Valentine and Proteus are two young gentlemen living in the Italian city of Verona (the same city where Romeo and Juliet lived). They are both close and loyal friends – at first. Proteus is in love with a girl named Julia who lives in town. Meanwhile, Valentine goes away to Milan to serve the duke there, and fall in love with his daughter, Silvia.
Being sent by his father, Proteus finds himself with his friend again in Milan. There the young man falls in love with Silvia too. He devises a plan to get rid of his competitors: Valentine, and another man named Thurio. Proteus tells the Duke that Valentine is planning to take Silvia away, and the poor man is banished shortly after.
|Valentine Rescues Silvia in 'The Two Gentlemen of Verona' |
by Angelica Kaufmann
Silvia is not impressed. She abhors Proteus' betrayal and infidelity, and she openly says so to both Proteus and his new servant, Sebastian. Wait, why does Sebastian look very much like Julia? Silvia then goes away to Mantua to look for her lover in his exile. Proteus goes after her and tries to rape her. But Valentine interferes.
At the end, everyone's happy. That's why we call it a comedy.
But as I said before, I'm much more impressed by the witty comical scenes featuring the two clowns, Speed and Launce. Here are some of them:
SPEED. How now, Signior Launce! What news with your mastership?
LAUNCE. With my master's ship? Why, it is at sea.
SPEED. Well, your old vice still: mistake the word.
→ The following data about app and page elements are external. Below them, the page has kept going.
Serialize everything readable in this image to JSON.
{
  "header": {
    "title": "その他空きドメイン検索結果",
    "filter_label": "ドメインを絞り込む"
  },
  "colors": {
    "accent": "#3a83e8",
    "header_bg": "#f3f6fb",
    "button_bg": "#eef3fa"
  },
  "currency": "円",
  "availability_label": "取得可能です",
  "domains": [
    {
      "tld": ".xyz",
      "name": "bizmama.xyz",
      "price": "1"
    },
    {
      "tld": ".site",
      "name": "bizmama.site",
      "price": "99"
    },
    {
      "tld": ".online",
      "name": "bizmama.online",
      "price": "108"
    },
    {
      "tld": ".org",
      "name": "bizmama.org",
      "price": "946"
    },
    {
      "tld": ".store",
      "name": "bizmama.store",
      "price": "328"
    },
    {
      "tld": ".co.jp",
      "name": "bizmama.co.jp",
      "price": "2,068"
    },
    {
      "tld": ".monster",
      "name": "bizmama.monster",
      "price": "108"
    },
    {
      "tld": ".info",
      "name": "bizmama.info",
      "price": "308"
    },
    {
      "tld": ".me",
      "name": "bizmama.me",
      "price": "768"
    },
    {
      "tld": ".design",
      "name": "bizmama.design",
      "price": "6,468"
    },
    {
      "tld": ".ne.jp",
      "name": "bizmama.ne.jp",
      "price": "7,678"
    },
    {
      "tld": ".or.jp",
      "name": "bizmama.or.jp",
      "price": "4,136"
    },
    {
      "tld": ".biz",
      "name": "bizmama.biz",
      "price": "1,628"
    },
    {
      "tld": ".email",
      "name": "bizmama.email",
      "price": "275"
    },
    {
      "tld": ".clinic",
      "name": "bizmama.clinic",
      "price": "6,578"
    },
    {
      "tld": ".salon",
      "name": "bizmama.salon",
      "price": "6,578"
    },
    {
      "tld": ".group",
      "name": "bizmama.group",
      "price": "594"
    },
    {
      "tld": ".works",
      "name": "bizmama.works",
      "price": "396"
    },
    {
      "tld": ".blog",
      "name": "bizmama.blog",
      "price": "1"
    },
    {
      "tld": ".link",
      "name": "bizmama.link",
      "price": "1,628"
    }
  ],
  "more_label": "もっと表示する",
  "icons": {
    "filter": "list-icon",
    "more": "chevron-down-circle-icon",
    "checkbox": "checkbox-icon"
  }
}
What news, then, in your paper?
LAUNCE. The black'st news that ever thou heard'st.
SPEED. Why, man? how black?
LAUNCE. Why, as black as ink.
SPEED. What an ass art thou! I understand thee not.
LAUNCE. What a block art thou that thou canst not! My staff understands me.
SPEED. What thou say'st?
LAUNCE. Ay, and what I do too; look thee, I'll but lean, and my staff understands me.
SPEED. It stands under thee, indeed.
LAUNCE. Why, stand-under and under-stand is all one.
Well, I must say that this play doesn't really amuse me as much as other comedies, but it's pretty nice. I think they should make the No Fear Shakespeare version to make it easier to read, though. So many puns have lost their meanings nowadays, that it's so difficult to really understand them without help.